The avalanche method beats the snowball method for paying off student debt
The snowball and avalanche methods pay down debt quicker by making extra payments. The snowball method applies extra payments to the loan with the lowest loan balance. The avalanche method applies extra payments to the loan with the highest interest rate. The avalanche method is more effective for student loans.
There are no prepayment penalties on federal and private student loans, so nothing stops borrowers from accelerating repayment of their student loans. But, how one applies the extra payments can have an impact on the amount of time and money required to pay off the student loans.
The avalanche method is better than the snowball method
The snowball method argues that paying off a succession of small loans, one after another, will yield “quick wins” that help motivate borrowers to stick with making extra payments.
The avalanche method, on the other hand, saves borrowers more money by paying off the most expensive loans first. This reduces the average interest rate on the student loan debt as the highest-rate loans disappear.
The snowball method works best with small loans, like credit card debt. It doesn’t work well with student loans, which tend to have larger loan balances. Student loans are paid off in decades, not months to years like credit cards, event with extra payments. There are no quick wins with student loans.
Accelerating repayment of the loan with the highest interest rate first will not only save the borrower more money, but it will also cause all of the borrower’s debt to be paid off quicker.
Example of accelerating student loan repayment
Suppose a borrower has two loans, a $5,000 federal student loan at 5% interest and a $7,500 private student loan at 7% interest. The monthly loan payments are $53.03 and $87.08, respectively, on a 10-year repayment term.
Suppose the borrower has an extra $100 a month to prepay her student loans, paying a total of $240.11 per month toward the two loans.
- If she follows the snowball method, she’ll apply the extra $100 to the $5,000 loan first, since it has the lowest loan balance. With the extra payments, this loan will be paid in full in 36 months, at which point the $100 a month plus the $53.03 per month from the $5,000 loan is applied to the $7,500 loan, in addition to that loan’s regular monthly payment. The remaining debt is paid off in 26 months. The total interest paid on the two student loans is $2,255.53 and all student loans are paid in full in 62 months.
- If she follows the avalanche method, she’ll apply the extra $100 to the $7,500 loan first, since it has the highest interest rate. This loan will be paid in full in 46 months, at which point the $100 a month plus the $87.08 per month from the $7,500 loan is applied to the $5,000 loan, in addition to that loan’s regular monthly payment. The remaining debt is paid off in 15 months. The total interest paid on the two student loans is $1,988.83 and all student loans are paid in full in 61 months.
Both methods save time and money, since repaying the student loans over a 10-year term without the extra $100 a month would cost a total of $4,313.87 in interest and require 120 monthly payments.
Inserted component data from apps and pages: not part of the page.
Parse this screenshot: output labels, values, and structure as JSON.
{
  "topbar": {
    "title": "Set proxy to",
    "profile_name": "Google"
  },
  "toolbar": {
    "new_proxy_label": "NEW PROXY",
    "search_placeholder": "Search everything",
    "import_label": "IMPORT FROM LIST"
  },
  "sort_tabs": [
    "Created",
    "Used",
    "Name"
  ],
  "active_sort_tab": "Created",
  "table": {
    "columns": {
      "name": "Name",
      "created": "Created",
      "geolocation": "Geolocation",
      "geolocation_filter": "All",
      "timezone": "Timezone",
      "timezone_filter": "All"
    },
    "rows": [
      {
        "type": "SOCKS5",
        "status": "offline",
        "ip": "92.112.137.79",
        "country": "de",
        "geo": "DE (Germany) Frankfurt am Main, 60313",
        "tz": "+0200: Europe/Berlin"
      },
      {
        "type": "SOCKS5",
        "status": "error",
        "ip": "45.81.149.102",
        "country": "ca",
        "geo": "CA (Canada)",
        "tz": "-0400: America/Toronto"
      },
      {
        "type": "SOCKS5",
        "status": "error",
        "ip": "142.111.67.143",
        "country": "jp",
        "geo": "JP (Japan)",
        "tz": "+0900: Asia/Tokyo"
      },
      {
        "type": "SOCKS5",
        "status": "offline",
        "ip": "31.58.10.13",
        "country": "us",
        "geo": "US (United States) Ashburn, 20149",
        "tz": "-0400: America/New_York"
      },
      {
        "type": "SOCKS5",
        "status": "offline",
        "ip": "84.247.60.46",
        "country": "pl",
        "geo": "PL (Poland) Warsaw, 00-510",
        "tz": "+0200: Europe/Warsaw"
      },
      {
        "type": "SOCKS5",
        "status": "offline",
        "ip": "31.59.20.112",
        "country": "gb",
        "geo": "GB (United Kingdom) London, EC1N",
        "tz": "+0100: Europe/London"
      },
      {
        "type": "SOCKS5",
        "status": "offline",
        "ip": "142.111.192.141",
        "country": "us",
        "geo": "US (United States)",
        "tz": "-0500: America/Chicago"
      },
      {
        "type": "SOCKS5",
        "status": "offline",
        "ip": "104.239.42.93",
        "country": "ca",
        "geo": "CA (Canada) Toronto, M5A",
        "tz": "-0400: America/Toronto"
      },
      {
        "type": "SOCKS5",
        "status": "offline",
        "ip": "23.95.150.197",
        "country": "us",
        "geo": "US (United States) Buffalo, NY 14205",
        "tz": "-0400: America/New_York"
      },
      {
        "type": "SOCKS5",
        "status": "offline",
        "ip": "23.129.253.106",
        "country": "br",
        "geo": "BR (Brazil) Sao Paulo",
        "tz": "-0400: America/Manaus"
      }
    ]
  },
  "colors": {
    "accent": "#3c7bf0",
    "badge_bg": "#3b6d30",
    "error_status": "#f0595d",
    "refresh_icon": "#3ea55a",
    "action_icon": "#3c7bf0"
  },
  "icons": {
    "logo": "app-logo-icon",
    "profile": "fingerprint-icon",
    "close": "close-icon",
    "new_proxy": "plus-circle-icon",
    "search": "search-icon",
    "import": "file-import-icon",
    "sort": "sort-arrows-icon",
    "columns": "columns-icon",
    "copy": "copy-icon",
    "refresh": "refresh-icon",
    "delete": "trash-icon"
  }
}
Paying an extra $100 a month saves more than $2,000 in interest and knock almost five years off of the repayment term.
But, the avalanche method saves an additional $266.70 in interest compared with the snowball method and pays off the debt in full one month sooner, freeing up room to start saving for a child’s college education.
Although the snowball method pays off one of the loans quicker than the avalanche method (36 months vs. 46 months), taking three years to pay off the loan is hardly a quick win.
A good place to start